• **ASSIGNMENT**: Each line of data below must be printed exactly as written, with any pictures removed.

• **DATA SECTION**:
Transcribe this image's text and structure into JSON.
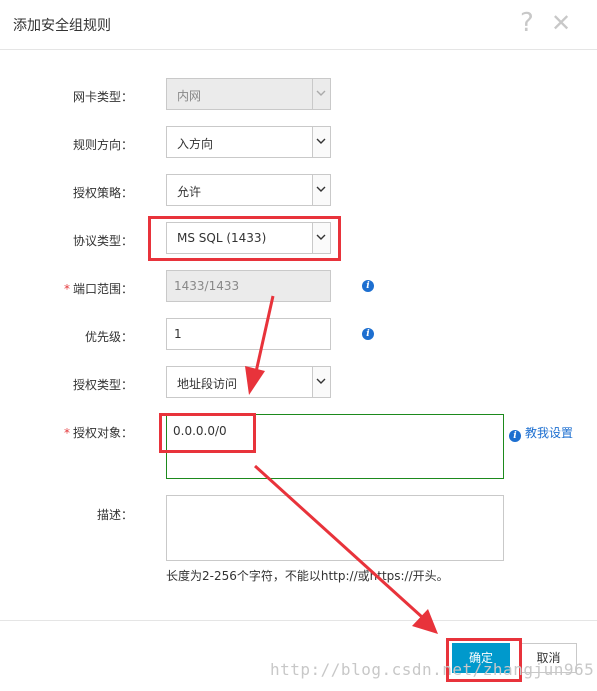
{
  "dialog": {
    "title": "添加安全组规则",
    "help_icon": "question-icon",
    "close_icon": "close-icon"
  },
  "form": {
    "nic_type": {
      "label": "网卡类型：",
      "value": "内网",
      "disabled": true
    },
    "direction": {
      "label": "规则方向：",
      "value": "入方向"
    },
    "policy": {
      "label": "授权策略：",
      "value": "允许"
    },
    "protocol": {
      "label": "协议类型：",
      "value": "MS SQL (1433)"
    },
    "port_range": {
      "label": "端口范围：",
      "value": "1433/1433",
      "required": true,
      "disabled": true
    },
    "priority": {
      "label": "优先级：",
      "value": "1"
    },
    "auth_type": {
      "label": "授权类型：",
      "value": "地址段访问"
    },
    "auth_object": {
      "label": "授权对象：",
      "value": "0.0.0.0/0",
      "required": true
    },
    "teach_link": "教我设置",
    "description": {
      "label": "描述：",
      "value": ""
    },
    "hint": "长度为2-256个字符，不能以http://或https://开头。"
  },
  "footer": {
    "ok_label": "确定",
    "cancel_label": "取消"
  },
  "watermark": "http://blog.csdn.net/zhangjun965",
  "colors": {
    "primary": "#0099cc",
    "annotation_red": "#e8333b",
    "link_blue": "#1d6fd0",
    "focus_green": "#1d8a1d"
  }
}
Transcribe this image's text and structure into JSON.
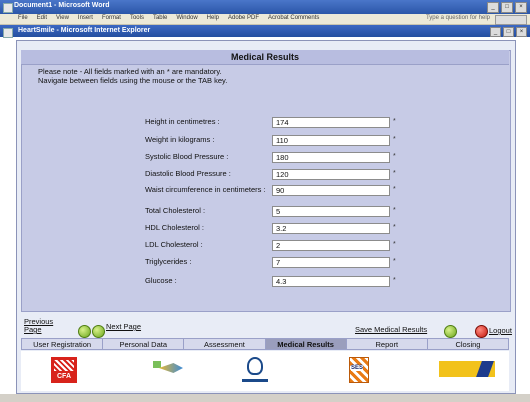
{
  "window": {
    "title": "Document1 - Microsoft Word",
    "menu": [
      "File",
      "Edit",
      "View",
      "Insert",
      "Format",
      "Tools",
      "Table",
      "Window",
      "Help",
      "Adobe PDF",
      "Acrobat Comments"
    ],
    "menu_right": "Type a question for help"
  },
  "browser": {
    "title": "HeartSmile - Microsoft Internet Explorer"
  },
  "page": {
    "title": "Medical Results",
    "note_line1": "Please note - All fields marked with an * are mandatory.",
    "note_line2": "Navigate between fields using the mouse or the TAB key."
  },
  "form": {
    "fields": [
      {
        "label": "Height in centimetres :",
        "value": "174",
        "required": "*"
      },
      {
        "label": "Weight in kilograms :",
        "value": "110",
        "required": "*"
      },
      {
        "label": "Systolic Blood Pressure :",
        "value": "180",
        "required": "*"
      },
      {
        "label": "Diastolic Blood Pressure :",
        "value": "120",
        "required": "*"
      },
      {
        "label": "Waist circumference in centimeters :",
        "value": "90",
        "required": "*"
      },
      {
        "label": "Total Cholesterol :",
        "value": "5",
        "required": "*"
      },
      {
        "label": "HDL Cholesterol :",
        "value": "3.2",
        "required": "*"
      },
      {
        "label": "LDL Cholesterol :",
        "value": "2",
        "required": "*"
      },
      {
        "label": "Triglycerides :",
        "value": "7",
        "required": "*"
      },
      {
        "label": "Glucose :",
        "value": "4.3",
        "required": "*"
      }
    ]
  },
  "nav": {
    "previous_line1": "Previous",
    "previous_line2": "Page",
    "next": "Next Page",
    "save": "Save Medical Results",
    "logout": "Logout"
  },
  "tabs": [
    {
      "label": "User Registration",
      "active": false
    },
    {
      "label": "Personal Data",
      "active": false
    },
    {
      "label": "Assessment",
      "active": false
    },
    {
      "label": "Medical Results",
      "active": true
    },
    {
      "label": "Report",
      "active": false
    },
    {
      "label": "Closing",
      "active": false
    }
  ],
  "logos": {
    "cfa": "CFA",
    "ses": "SES"
  },
  "colors": {
    "panel_bg": "#c7cbe6",
    "active_tab": "#9a9ebd",
    "title_bar": "#3c68c2"
  }
}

• **RESULT OF THE EXERCISE**:
Transcribe this image's text and structure into JSON.
{
  "dialog": {
    "title": "添加安全组规则",
    "help_icon": "question-icon",
    "close_icon": "close-icon"
  },
  "form": {
    "nic_type": {
      "label": "网卡类型：",
      "value": "内网",
      "disabled": true
    },
    "direction": {
      "label": "规则方向：",
      "value": "入方向"
    },
    "policy": {
      "label": "授权策略：",
      "value": "允许"
    },
    "protocol": {
      "label": "协议类型：",
      "value": "MS SQL (1433)"
    },
    "port_range": {
      "label": "端口范围：",
      "value": "1433/1433",
      "required": true,
      "disabled": true
    },
    "priority": {
      "label": "优先级：",
      "value": "1"
    },
    "auth_type": {
      "label": "授权类型：",
      "value": "地址段访问"
    },
    "auth_object": {
      "label": "授权对象：",
      "value": "0.0.0.0/0",
      "required": true
    },
    "teach_link": "教我设置",
    "description": {
      "label": "描述：",
      "value": ""
    },
    "hint": "长度为2-256个字符，不能以http://或https://开头。"
  },
  "footer": {
    "ok_label": "确定",
    "cancel_label": "取消"
  },
  "watermark": "http://blog.csdn.net/zhangjun965",
  "colors": {
    "primary": "#0099cc",
    "annotation_red": "#e8333b",
    "link_blue": "#1d6fd0",
    "focus_green": "#1d8a1d"
  }
}
Transcribe this image's text and structure into JSON.
{
  "window": {
    "title": "Document1 - Microsoft Word",
    "menu": [
      "File",
      "Edit",
      "View",
      "Insert",
      "Format",
      "Tools",
      "Table",
      "Window",
      "Help",
      "Adobe PDF",
      "Acrobat Comments"
    ],
    "menu_right": "Type a question for help"
  },
  "browser": {
    "title": "HeartSmile - Microsoft Internet Explorer"
  },
  "page": {
    "title": "Medical Results",
    "note_line1": "Please note - All fields marked with an * are mandatory.",
    "note_line2": "Navigate between fields using the mouse or the TAB key."
  },
  "form": {
    "fields": [
      {
        "label": "Height in centimetres :",
        "value": "174",
        "required": "*"
      },
      {
        "label": "Weight in kilograms :",
        "value": "110",
        "required": "*"
      },
      {
        "label": "Systolic Blood Pressure :",
        "value": "180",
        "required": "*"
      },
      {
        "label": "Diastolic Blood Pressure :",
        "value": "120",
        "required": "*"
      },
      {
        "label": "Waist circumference in centimeters :",
        "value": "90",
        "required": "*"
      },
      {
        "label": "Total Cholesterol :",
        "value": "5",
        "required": "*"
      },
      {
        "label": "HDL Cholesterol :",
        "value": "3.2",
        "required": "*"
      },
      {
        "label": "LDL Cholesterol :",
        "value": "2",
        "required": "*"
      },
      {
        "label": "Triglycerides :",
        "value": "7",
        "required": "*"
      },
      {
        "label": "Glucose :",
        "value": "4.3",
        "required": "*"
      }
    ]
  },
  "nav": {
    "previous_line1": "Previous",
    "previous_line2": "Page",
    "next": "Next Page",
    "save": "Save Medical Results",
    "logout": "Logout"
  },
  "tabs": [
    {
      "label": "User Registration",
      "active": false
    },
    {
      "label": "Personal Data",
      "active": false
    },
    {
      "label": "Assessment",
      "active": false
    },
    {
      "label": "Medical Results",
      "active": true
    },
    {
      "label": "Report",
      "active": false
    },
    {
      "label": "Closing",
      "active": false
    }
  ],
  "logos": {
    "cfa": "CFA",
    "ses": "SES"
  },
  "colors": {
    "panel_bg": "#c7cbe6",
    "active_tab": "#9a9ebd",
    "title_bar": "#3c68c2"
  }
}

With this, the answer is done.